In Richmond, the venue was not Cadillacs but busy legislative offices during the session of the General Assembly. I recall asking a Senate Democratic leader if he would meet with her. "Can she win?" he asked unsmiling. "I think so," I replied, "and I know you'll like her and be impressed." He was.
But before that meeting I protectively told Emily, "I'm nervous about introducing you because I'm afraid he'll try to take over, get the special interest money guys involved and make you promise things you shouldn't." I thought I was the pro and Emily the novice. The truth is, her political instincts were far superior to mine. And besides, Emily was incorruptible and naturally agile. She couldn't be conned into positions she didn't want to take.
Going door to door with Emily was also an interesting experience. During her last election, we spent an hour or so in my neighborhood.
"Oh, you look just like your sister," said one neighbor, a retired nursery school aide. "I watch her every day on the Today Show."
Emily smiled that great Couric smile. Some political friends said they thought Emily must feel envious of her famous sister. But as Katie said at the funeral last year, "The truth is I've always been and forever will be so proud to say, 'I'm Emily Couric's sister.'"
Emily entered the Senate in 1996 with two other women Mary Margaret Whipple and Patsy Ticer and the three of them immediately had an impact on the committee overseeing environmental matters. Their thoughtful and articulate questions transformed it from a hostile climate for conservation to a committee open to passing important legislation.
The first year Emily was in the Senate, I worked with her on a bill that gave citizens notice of water pollution permits that would affect them. Even though she was new to writing laws, Emily took the language the legislative staff had drafted and crafted it further. Later, when she developed legislation to protect citizens' wells from leaking storage tanks, a legislative staff member described her as "dogged, tenacious, and persistent."
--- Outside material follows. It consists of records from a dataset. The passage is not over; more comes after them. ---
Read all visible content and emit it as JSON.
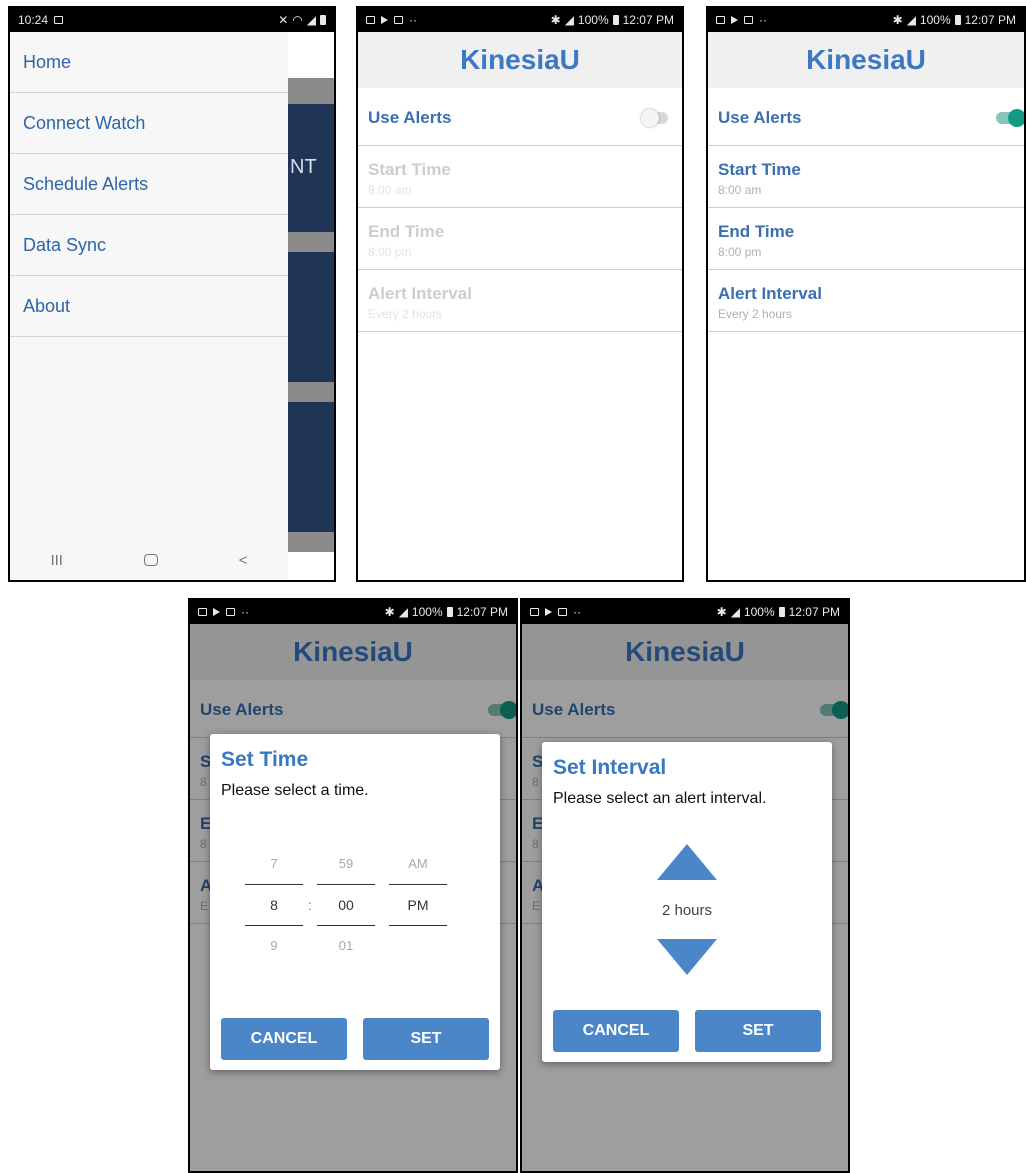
{
  "screen1": {
    "status_time": "10:24",
    "menu": [
      "Home",
      "Connect Watch",
      "Schedule Alerts",
      "Data Sync",
      "About"
    ],
    "bg_text": "NT",
    "nav": {
      "recent": "III",
      "back": "<"
    }
  },
  "status_bar": {
    "battery": "100%",
    "time": "12:07 PM"
  },
  "app": {
    "title": "KinesiaU",
    "use_alerts": "Use Alerts",
    "start_time": "Start Time",
    "start_value": "8:00 am",
    "end_time": "End Time",
    "end_value": "8:00 pm",
    "alert_interval": "Alert Interval",
    "interval_value": "Every 2 hours"
  },
  "screen2": {
    "use_alerts_on": false
  },
  "screen3": {
    "use_alerts_on": true
  },
  "time_dialog": {
    "title": "Set Time",
    "message": "Please select a time.",
    "hour": {
      "prev": "7",
      "current": "8",
      "next": "9"
    },
    "minute": {
      "prev": "59",
      "current": "00",
      "next": "01"
    },
    "ampm": {
      "prev": "AM",
      "current": "PM"
    },
    "separator": ":",
    "cancel": "CANCEL",
    "set": "SET"
  },
  "interval_dialog": {
    "title": "Set Interval",
    "message": "Please select an alert interval.",
    "value": "2 hours",
    "cancel": "CANCEL",
    "set": "SET"
  },
  "partial_labels": {
    "start": "S",
    "start_sub": "8",
    "end": "E",
    "end_sub": "8",
    "alert": "A",
    "alert_sub": "E"
  },
  "colors": {
    "accent": "#3d78c3",
    "button": "#4a86c8",
    "toggle_on": "#129a86",
    "drawer_bg": "#1f3456"
  }
}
When she was ill, he reflected on their work together. "There were times," he wrote, "I feared picking up the phone knowing it might be you asking how the bill was coming along or whether all the agencies were in line and supporting the legislation. I woke up deep into the night in a cold sweat thinking I might have left something out which I knew you would catch and ask me why it wasn't in there."
It was true: where many legislators attempted merely to manage the flow of bills, especially their own, Emily was thorough and thoughtful. While others hurried through their visits with constituents and lobbyists, Emily seemed relaxed even when she was ill.
As an environmental colleague said, she was probing and thorough, but she was charming, in the very best sense of that word. She listened to you and she made you feel that what you had to say was important. And even when she disagreed with you, she disagreed in a respectful and gracious way.
A few of Emily's closest colleagues and friends have joked that she was perpetually late. Yet despite the many appointments I had with her, I don't remember her tardiness. Maybe that's because in both substance and charm, she was worth the wait.